(To do)
Please copy each line of the records below that includes the word "JSON".

(Dataset records)
----
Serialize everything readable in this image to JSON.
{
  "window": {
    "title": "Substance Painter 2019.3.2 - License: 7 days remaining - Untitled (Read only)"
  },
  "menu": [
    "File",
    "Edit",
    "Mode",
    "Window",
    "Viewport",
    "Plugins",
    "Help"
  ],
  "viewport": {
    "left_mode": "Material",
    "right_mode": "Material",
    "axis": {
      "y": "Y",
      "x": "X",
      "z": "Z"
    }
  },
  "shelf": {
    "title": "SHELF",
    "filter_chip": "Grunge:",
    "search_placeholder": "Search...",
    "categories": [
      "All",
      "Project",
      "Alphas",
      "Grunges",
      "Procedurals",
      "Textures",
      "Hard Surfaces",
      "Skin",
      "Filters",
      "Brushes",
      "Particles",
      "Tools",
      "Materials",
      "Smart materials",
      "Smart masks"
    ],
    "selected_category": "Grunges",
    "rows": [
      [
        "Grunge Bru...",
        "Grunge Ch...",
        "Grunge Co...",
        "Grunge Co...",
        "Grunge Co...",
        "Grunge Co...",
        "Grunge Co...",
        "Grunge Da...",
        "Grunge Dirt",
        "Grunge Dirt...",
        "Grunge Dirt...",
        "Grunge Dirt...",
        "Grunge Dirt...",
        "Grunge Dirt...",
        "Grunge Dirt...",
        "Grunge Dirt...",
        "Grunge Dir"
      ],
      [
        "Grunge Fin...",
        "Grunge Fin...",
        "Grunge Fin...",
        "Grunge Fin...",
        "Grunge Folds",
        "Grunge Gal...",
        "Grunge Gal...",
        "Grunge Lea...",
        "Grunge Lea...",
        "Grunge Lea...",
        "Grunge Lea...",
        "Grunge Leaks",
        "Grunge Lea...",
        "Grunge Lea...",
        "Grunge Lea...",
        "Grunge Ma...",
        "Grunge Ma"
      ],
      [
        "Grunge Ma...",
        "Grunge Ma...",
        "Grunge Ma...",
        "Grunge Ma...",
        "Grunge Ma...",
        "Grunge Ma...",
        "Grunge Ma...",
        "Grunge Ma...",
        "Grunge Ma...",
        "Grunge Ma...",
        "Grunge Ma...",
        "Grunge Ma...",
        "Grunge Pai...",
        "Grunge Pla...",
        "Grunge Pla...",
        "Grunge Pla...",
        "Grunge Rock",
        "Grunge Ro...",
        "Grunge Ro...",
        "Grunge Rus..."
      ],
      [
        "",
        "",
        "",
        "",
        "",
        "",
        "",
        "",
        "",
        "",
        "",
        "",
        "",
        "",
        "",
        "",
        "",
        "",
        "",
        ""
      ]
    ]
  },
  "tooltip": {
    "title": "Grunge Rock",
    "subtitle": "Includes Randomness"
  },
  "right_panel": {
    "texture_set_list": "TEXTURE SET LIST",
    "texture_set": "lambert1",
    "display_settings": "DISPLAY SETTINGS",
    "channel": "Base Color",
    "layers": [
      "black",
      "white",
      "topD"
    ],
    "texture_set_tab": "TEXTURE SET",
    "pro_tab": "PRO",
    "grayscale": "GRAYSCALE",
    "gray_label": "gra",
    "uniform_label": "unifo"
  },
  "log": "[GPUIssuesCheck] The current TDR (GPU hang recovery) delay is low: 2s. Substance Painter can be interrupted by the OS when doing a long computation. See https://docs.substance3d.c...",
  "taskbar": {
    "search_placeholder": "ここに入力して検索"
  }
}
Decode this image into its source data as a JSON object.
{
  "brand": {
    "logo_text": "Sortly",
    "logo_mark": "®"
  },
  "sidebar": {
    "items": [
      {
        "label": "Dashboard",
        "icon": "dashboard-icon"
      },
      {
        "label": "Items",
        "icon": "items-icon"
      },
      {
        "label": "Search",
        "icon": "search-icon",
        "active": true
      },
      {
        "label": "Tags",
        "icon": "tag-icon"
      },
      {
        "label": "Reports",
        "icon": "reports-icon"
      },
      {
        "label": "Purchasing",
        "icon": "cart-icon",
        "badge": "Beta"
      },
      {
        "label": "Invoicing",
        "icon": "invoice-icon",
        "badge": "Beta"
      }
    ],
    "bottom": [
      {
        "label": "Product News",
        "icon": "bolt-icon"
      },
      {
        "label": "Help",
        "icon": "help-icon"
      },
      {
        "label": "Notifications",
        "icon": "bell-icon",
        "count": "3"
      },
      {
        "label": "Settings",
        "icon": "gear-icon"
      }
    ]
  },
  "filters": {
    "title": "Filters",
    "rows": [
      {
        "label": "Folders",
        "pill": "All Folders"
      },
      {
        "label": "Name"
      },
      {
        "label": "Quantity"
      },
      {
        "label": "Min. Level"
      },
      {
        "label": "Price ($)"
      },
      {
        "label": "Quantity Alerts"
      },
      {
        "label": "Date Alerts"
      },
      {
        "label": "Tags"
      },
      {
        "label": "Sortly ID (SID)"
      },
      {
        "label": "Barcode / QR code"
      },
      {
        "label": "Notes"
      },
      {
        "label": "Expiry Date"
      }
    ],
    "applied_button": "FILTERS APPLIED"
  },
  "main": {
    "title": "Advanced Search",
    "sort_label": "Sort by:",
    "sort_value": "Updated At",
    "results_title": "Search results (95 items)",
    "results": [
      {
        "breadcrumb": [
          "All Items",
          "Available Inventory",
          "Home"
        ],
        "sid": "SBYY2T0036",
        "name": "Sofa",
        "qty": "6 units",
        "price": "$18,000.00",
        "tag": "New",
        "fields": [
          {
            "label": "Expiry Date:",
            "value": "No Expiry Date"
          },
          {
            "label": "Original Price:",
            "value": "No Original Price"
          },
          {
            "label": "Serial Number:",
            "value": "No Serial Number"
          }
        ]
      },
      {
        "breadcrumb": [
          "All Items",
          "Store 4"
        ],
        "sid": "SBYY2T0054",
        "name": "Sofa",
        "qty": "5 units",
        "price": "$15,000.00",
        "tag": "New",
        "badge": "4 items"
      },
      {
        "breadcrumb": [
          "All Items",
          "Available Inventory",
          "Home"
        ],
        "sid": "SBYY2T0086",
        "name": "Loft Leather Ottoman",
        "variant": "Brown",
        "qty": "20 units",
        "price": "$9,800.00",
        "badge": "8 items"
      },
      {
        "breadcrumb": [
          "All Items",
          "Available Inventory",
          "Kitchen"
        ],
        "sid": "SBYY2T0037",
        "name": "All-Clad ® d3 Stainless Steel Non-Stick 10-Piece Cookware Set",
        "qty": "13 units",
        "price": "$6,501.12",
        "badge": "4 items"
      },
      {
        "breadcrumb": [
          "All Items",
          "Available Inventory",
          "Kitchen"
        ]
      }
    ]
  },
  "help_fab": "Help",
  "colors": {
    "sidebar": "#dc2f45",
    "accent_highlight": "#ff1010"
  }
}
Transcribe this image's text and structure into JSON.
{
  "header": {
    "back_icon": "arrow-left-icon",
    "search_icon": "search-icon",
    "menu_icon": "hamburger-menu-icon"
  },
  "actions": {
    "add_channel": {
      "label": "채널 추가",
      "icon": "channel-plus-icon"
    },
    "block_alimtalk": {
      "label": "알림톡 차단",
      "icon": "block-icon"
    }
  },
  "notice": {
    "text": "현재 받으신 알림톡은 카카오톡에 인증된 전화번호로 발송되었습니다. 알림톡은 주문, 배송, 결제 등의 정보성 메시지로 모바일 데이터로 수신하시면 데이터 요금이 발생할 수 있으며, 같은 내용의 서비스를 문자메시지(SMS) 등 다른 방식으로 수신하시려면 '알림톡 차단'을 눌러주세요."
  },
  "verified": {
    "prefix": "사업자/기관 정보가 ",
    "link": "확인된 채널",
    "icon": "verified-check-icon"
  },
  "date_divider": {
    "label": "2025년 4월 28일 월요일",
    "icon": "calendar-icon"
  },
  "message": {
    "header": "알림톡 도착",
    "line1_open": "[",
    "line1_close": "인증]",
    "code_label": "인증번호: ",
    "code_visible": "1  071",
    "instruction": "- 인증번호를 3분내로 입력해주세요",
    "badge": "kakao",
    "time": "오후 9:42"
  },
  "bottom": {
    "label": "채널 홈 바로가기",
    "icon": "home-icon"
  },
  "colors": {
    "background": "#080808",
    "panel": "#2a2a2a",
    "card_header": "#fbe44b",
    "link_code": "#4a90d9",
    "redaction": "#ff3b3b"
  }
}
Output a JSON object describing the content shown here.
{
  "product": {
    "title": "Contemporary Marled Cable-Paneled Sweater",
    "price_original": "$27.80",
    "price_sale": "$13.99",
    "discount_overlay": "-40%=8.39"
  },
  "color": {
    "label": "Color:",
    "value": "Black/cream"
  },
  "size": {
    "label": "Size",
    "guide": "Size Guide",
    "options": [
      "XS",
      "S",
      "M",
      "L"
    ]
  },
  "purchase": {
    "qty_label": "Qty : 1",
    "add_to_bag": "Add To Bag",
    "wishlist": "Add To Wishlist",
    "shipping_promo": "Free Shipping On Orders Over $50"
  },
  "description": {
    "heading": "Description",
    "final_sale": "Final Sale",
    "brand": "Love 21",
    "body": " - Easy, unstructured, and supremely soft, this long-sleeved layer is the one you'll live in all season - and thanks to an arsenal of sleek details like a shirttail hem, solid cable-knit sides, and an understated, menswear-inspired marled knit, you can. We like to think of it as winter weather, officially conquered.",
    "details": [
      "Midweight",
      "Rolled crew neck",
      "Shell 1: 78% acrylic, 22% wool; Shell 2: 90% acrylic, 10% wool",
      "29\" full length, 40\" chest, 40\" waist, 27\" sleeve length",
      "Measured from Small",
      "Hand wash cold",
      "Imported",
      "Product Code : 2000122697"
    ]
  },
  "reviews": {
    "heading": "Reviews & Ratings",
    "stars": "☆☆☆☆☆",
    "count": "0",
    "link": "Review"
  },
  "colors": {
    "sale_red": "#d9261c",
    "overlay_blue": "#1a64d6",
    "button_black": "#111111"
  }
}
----
(Output of the task)
Serialize everything readable in this image to JSON.
Decode this image into its source data as a JSON object.
Transcribe this image's text and structure into JSON.
Output a JSON object describing the content shown here.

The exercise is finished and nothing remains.